Yesterday we had the pleasure of the company of 5 dolphins in the bay, slowly swimming around all the yachts and in no hurry to move on, just like us! A few yachties got into the water, hoping to encourage the dolphins closer but they didn’t come within touching distance. Our friend, Bob, was 1 of them and the dolphins did turn and swim towards him but our hoped for scene of Bob standing with a foot on each of the backs of 2 dolphins and surfing towards us wasn’t to be 🙂
Bob and Lin later hosted us for many hours, treating us to a delicious roast dinner and pastries. Long past ‘cruiser’s midnight’ we returned to Beyzano and only awoke to the sound of the church bells at 0600. We really enjoy their company and remarked that it is 1 of the great sadnesses of sailing life to think that when they move on north tomorrow, we may never see them again. On the other hand, we may all spend another few months together in Grenada if they decide to head south again.
On the topic of freedom, we are finding it incredibly difficult these days to make a decision. Shall we do the Pacific in the spring with Cornell’s new Pacific Odyssey Rally? Shall we go to Guyana and Surinam, then the western Caribbean or how about the east coast of the USA? Shall we spend 6 months in Deshaies improving our French or shall we hop islands and visit more and more bays? When we worked we didn’t value how much structure there was, a need to be somewhere at a certain time to perform a certain role. Now we are almost totally free to do whatever we like, when we like and it just makes us dither and dither!

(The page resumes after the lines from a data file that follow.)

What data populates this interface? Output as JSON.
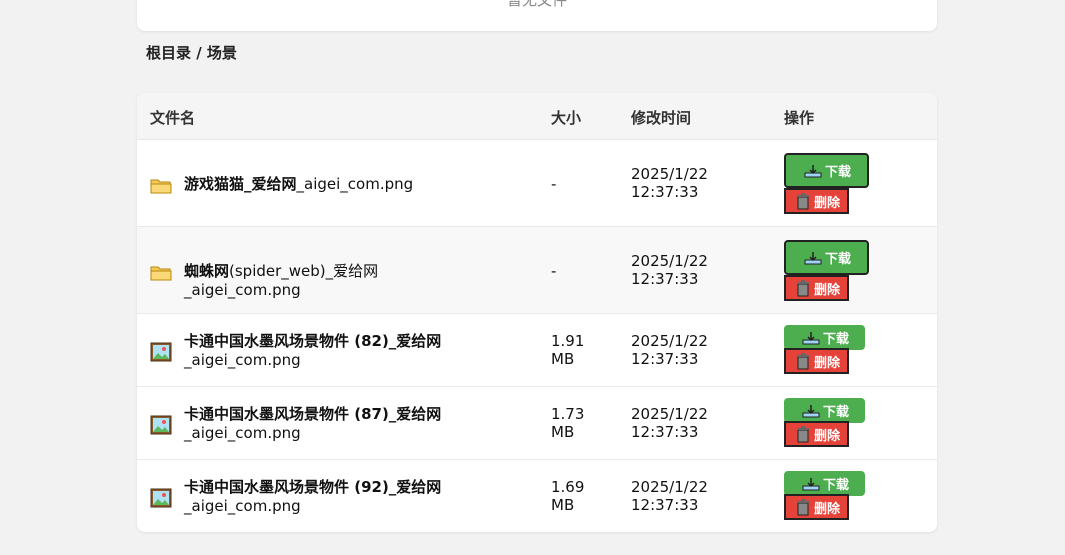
{
  "top_card": {
    "text": "暂无文件"
  },
  "breadcrumb": "根目录 / 场景",
  "table": {
    "headers": {
      "name": "文件名",
      "size": "大小",
      "time": "修改时间",
      "action": "操作"
    },
    "download_label": "下载",
    "delete_label": "删除",
    "rows": [
      {
        "type": "folder",
        "name_bold": "游戏猫猫_爱给网",
        "name_rest": "_aigei_com.png",
        "name_line2": "",
        "size_1": "-",
        "size_2": "",
        "time_1": "2025/1/22",
        "time_2": "12:37:33",
        "icon": "folder-icon"
      },
      {
        "type": "folder",
        "name_bold": "蜘蛛网",
        "name_rest": "(spider_web)_爱给网_aigei_com.png",
        "name_line2": "",
        "size_1": "-",
        "size_2": "",
        "time_1": "2025/1/22",
        "time_2": "12:37:33",
        "icon": "folder-icon"
      },
      {
        "type": "file",
        "name_bold": "卡通中国水墨风场景物件 (82)_爱给网",
        "name_rest": "",
        "name_line2": "_aigei_com.png",
        "size_1": "1.91",
        "size_2": "MB",
        "time_1": "2025/1/22",
        "time_2": "12:37:33",
        "icon": "image-icon"
      },
      {
        "type": "file",
        "name_bold": "卡通中国水墨风场景物件 (87)_爱给网",
        "name_rest": "",
        "name_line2": "_aigei_com.png",
        "size_1": "1.73",
        "size_2": "MB",
        "time_1": "2025/1/22",
        "time_2": "12:37:33",
        "icon": "image-icon"
      },
      {
        "type": "file",
        "name_bold": "卡通中国水墨风场景物件 (92)_爱给网",
        "name_rest": "",
        "name_line2": "_aigei_com.png",
        "size_1": "1.69",
        "size_2": "MB",
        "time_1": "2025/1/22",
        "time_2": "12:37:33",
        "icon": "image-icon"
      }
    ]
  },
  "colors": {
    "download": "#4cae4f",
    "delete": "#e5423a",
    "background": "#f2f2f2"
  }
}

Fortunately we have to be in Trinidad for the end of July to haul out but once we return from the UK in mid September we have absolutely no compelling reasons to take 1 path over another and hope something turns up to help with our decisions.
However, we just booked a whole day’s diving, at the Cousteau Park further down the coast. Diving is definitely cheaper here than in the Grenadines, as a 2 tank dive and lunch whilst watching turtles in a nearby bay, is only 74 GBP but this includes our 10% discount for having our own gear. They do still provide the air tanks though.

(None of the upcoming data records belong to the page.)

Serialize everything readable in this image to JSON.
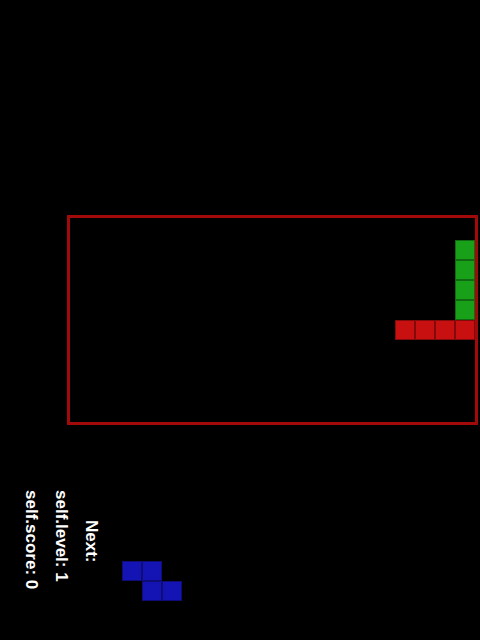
{
  "board": {
    "cols": 20,
    "rows": 10,
    "cells": [
      {
        "col": 19,
        "row": 1,
        "color": "#19a019"
      },
      {
        "col": 19,
        "row": 2,
        "color": "#19a019"
      },
      {
        "col": 19,
        "row": 3,
        "color": "#19a019"
      },
      {
        "col": 19,
        "row": 4,
        "color": "#19a019"
      },
      {
        "col": 16,
        "row": 5,
        "color": "#c81010"
      },
      {
        "col": 17,
        "row": 5,
        "color": "#c81010"
      },
      {
        "col": 18,
        "row": 5,
        "color": "#c81010"
      },
      {
        "col": 19,
        "row": 5,
        "color": "#c81010"
      }
    ]
  },
  "stats": [
    {
      "label": "self.score: 0"
    },
    {
      "label": "self.level: 1"
    }
  ],
  "next": {
    "label": "Next:",
    "cols": 3,
    "rows": 2,
    "cells": [
      {
        "col": 0,
        "row": 0,
        "color": "#1414b4"
      },
      {
        "col": 1,
        "row": 0,
        "color": "#1414b4"
      },
      {
        "col": 1,
        "row": 1,
        "color": "#1414b4"
      },
      {
        "col": 2,
        "row": 1,
        "color": "#1414b4"
      }
    ]
  }
}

The fishing harbour is very full of local boats but the diesel pump only provides fuel for them, not the cruisers. I guess in an emergency they would help out. The bay is very pretty and there is some decent snorkelling to be had on the northern coast, not far from our boat. The swells haven’t been too bad and we have remained either facing into them or with them behind us and it has been comfortable enough. We first noticed that the swells had arrived when we returned to our dinghies after the Botanic Gardens trip and had to be a little more careful getting back into them.

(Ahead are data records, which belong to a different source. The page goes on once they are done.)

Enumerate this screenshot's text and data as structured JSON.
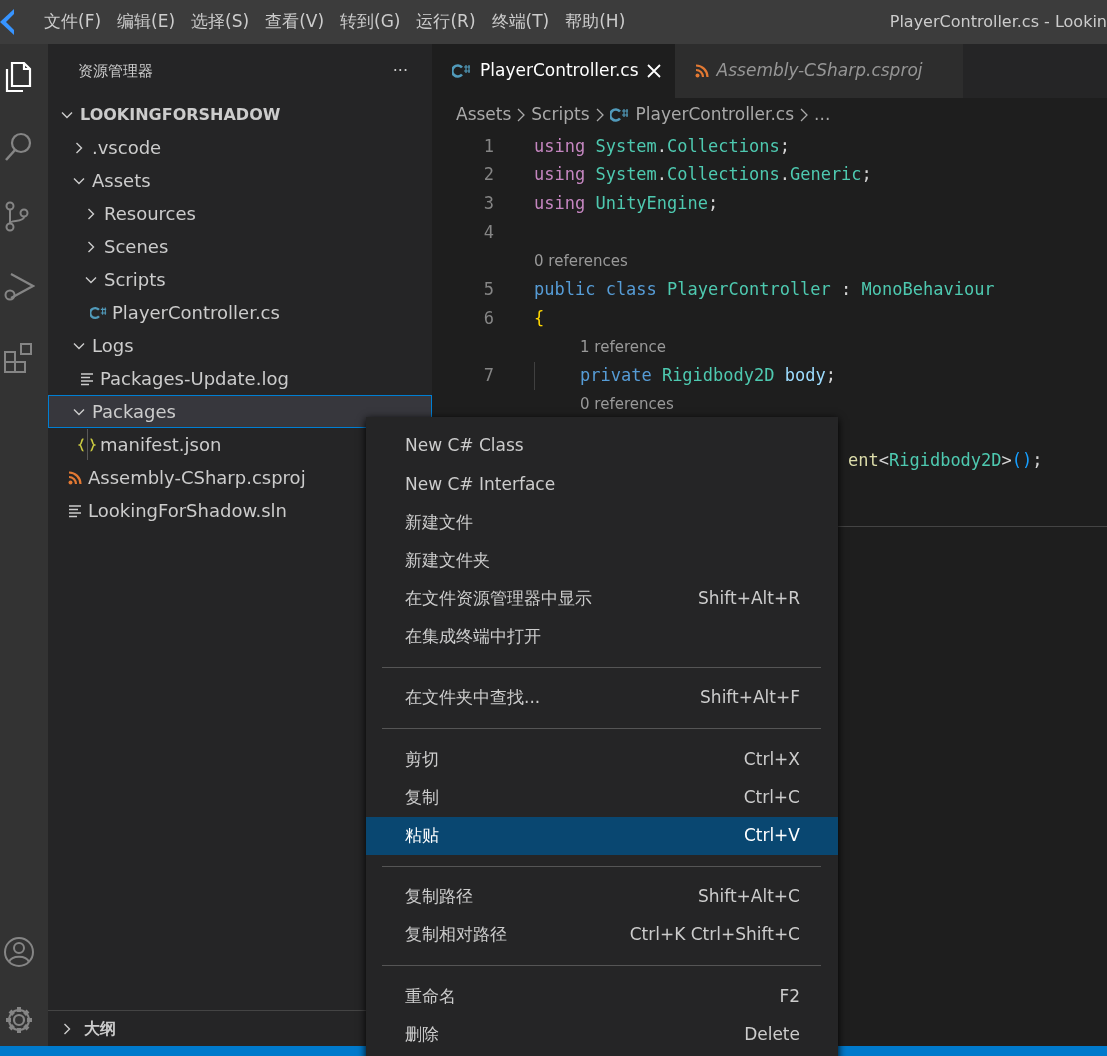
{
  "title_bar": {
    "menus": [
      "文件(F)",
      "编辑(E)",
      "选择(S)",
      "查看(V)",
      "转到(G)",
      "运行(R)",
      "终端(T)",
      "帮助(H)"
    ],
    "window_title": "PlayerController.cs - Lookin"
  },
  "activity_bar": [
    {
      "kind": "files",
      "selected": true
    },
    {
      "kind": "search",
      "selected": false
    },
    {
      "kind": "source",
      "selected": false
    },
    {
      "kind": "debug",
      "selected": false
    },
    {
      "kind": "extensions",
      "selected": false
    }
  ],
  "activity_bottom": [
    {
      "kind": "account"
    },
    {
      "kind": "settings"
    }
  ],
  "sidebar": {
    "title": "资源管理器",
    "more": "···",
    "root": {
      "label": "LOOKINGFORSHADOW",
      "expanded": true
    },
    "tree": [
      {
        "label": ".vscode",
        "kind": "folder",
        "expanded": false,
        "selected": false
      },
      {
        "label": "Assets",
        "kind": "folder",
        "expanded": true,
        "selected": false,
        "children": [
          {
            "label": "Resources",
            "kind": "folder",
            "expanded": false,
            "selected": false
          },
          {
            "label": "Scenes",
            "kind": "folder",
            "expanded": false,
            "selected": false
          },
          {
            "label": "Scripts",
            "kind": "folder",
            "expanded": true,
            "selected": false,
            "children": [
              {
                "label": "PlayerController.cs",
                "kind": "cs",
                "selected": false
              }
            ]
          }
        ]
      },
      {
        "label": "Logs",
        "kind": "folder",
        "expanded": true,
        "selected": false,
        "children": [
          {
            "label": "Packages-Update.log",
            "kind": "text",
            "selected": false
          }
        ]
      },
      {
        "label": "Packages",
        "kind": "folder",
        "expanded": true,
        "selected": true,
        "children": [
          {
            "label": "manifest.json",
            "kind": "json",
            "selected": false
          }
        ]
      },
      {
        "label": "Assembly-CSharp.csproj",
        "kind": "rss",
        "selected": false
      },
      {
        "label": "LookingForShadow.sln",
        "kind": "text",
        "selected": false
      }
    ],
    "outline": {
      "label": "大纲",
      "expanded": false
    }
  },
  "tabs": [
    {
      "label": "PlayerController.cs",
      "kind": "cs",
      "selected": true,
      "preview": false
    },
    {
      "label": "Assembly-CSharp.csproj",
      "kind": "rss",
      "selected": false,
      "preview": true
    }
  ],
  "breadcrumbs": [
    {
      "label": "Assets"
    },
    {
      "label": "Scripts"
    },
    {
      "label": "PlayerController.cs",
      "kind": "cs"
    },
    {
      "label": "..."
    }
  ],
  "code": [
    {
      "kind": "line",
      "number": "1",
      "tokens": [
        {
          "text": "using ",
          "color": "#c586c0"
        },
        {
          "text": "System",
          "color": "#4ec9b0"
        },
        {
          "text": "."
        },
        {
          "text": "Collections",
          "color": "#4ec9b0"
        },
        {
          "text": ";"
        }
      ]
    },
    {
      "kind": "line",
      "number": "2",
      "tokens": [
        {
          "text": "using ",
          "color": "#c586c0"
        },
        {
          "text": "System",
          "color": "#4ec9b0"
        },
        {
          "text": "."
        },
        {
          "text": "Collections",
          "color": "#4ec9b0"
        },
        {
          "text": "."
        },
        {
          "text": "Generic",
          "color": "#4ec9b0"
        },
        {
          "text": ";"
        }
      ]
    },
    {
      "kind": "line",
      "number": "3",
      "tokens": [
        {
          "text": "using ",
          "color": "#c586c0"
        },
        {
          "text": "UnityEngine",
          "color": "#4ec9b0"
        },
        {
          "text": ";",
          "color": "#d4d4d4"
        }
      ]
    },
    {
      "kind": "line",
      "number": "4"
    },
    {
      "kind": "lens",
      "text": "0 references"
    },
    {
      "kind": "line",
      "number": "5",
      "tokens": [
        {
          "text": "public class ",
          "color": "#569cd6"
        },
        {
          "text": "PlayerController ",
          "color": "#4ec9b0"
        },
        {
          "text": ": ",
          "color": "#d4d4d4"
        },
        {
          "text": "MonoBehaviour",
          "color": "#4ec9b0"
        }
      ]
    },
    {
      "kind": "line",
      "number": "6",
      "tokens": [
        {
          "text": "{",
          "color": "#ffd700"
        }
      ],
      "children": [
        {
          "kind": "lens",
          "text": "1 reference"
        },
        {
          "kind": "line",
          "number": "7",
          "tokens": [
            {
              "text": "private ",
              "color": "#569cd6"
            },
            {
              "text": "Rigidbody2D ",
              "color": "#4ec9b0"
            },
            {
              "text": "body",
              "color": "#9cdcfe"
            },
            {
              "text": ";",
              "color": "#d4d4d4"
            }
          ]
        },
        {
          "kind": "lens",
          "text": "0 references"
        }
      ]
    },
    {
      "kind": "fragment",
      "tokens": [
        {
          "text": "ent",
          "color": "#dcdcaa"
        },
        {
          "text": "<",
          "color": "#d4d4d4"
        },
        {
          "text": "Rigidbody2D",
          "color": "#4ec9b0"
        },
        {
          "text": ">",
          "color": "#d4d4d4"
        },
        {
          "text": "()",
          "color": "#179fff"
        },
        {
          "text": ";",
          "color": "#d4d4d4"
        }
      ]
    }
  ],
  "context_menu": [
    [
      {
        "label": "New C# Class",
        "selected": false
      },
      {
        "label": "New C# Interface",
        "selected": false
      },
      {
        "label": "新建文件",
        "selected": false
      },
      {
        "label": "新建文件夹",
        "selected": false
      },
      {
        "label": "在文件资源管理器中显示",
        "shortcut": "Shift+Alt+R",
        "selected": false
      },
      {
        "label": "在集成终端中打开",
        "selected": false
      }
    ],
    [
      {
        "label": "在文件夹中查找...",
        "shortcut": "Shift+Alt+F",
        "selected": false
      }
    ],
    [
      {
        "label": "剪切",
        "shortcut": "Ctrl+X",
        "selected": false
      },
      {
        "label": "复制",
        "shortcut": "Ctrl+C",
        "selected": false
      },
      {
        "label": "粘贴",
        "shortcut": "Ctrl+V",
        "selected": true
      }
    ],
    [
      {
        "label": "复制路径",
        "shortcut": "Shift+Alt+C",
        "selected": false
      },
      {
        "label": "复制相对路径",
        "shortcut": "Ctrl+K Ctrl+Shift+C",
        "selected": false
      }
    ],
    [
      {
        "label": "重命名",
        "shortcut": "F2",
        "selected": false
      },
      {
        "label": "删除",
        "shortcut": "Delete",
        "selected": false
      }
    ]
  ]
}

The Spar supermarket has fresh and frozen meats and fish, plenty of canned and packet goods and a small deli. Our favourite shop is the boulangerie at the head of the dinghy dock as their miniature donuts (apple, chocolate or sugar) are wonderful. Deshaies is small but really easy to settle into, especially if you are prepared to speak French. Local shopkeepers clearly understand English but will always answer in French, which is fine most of the time and helps us with our conversation skills.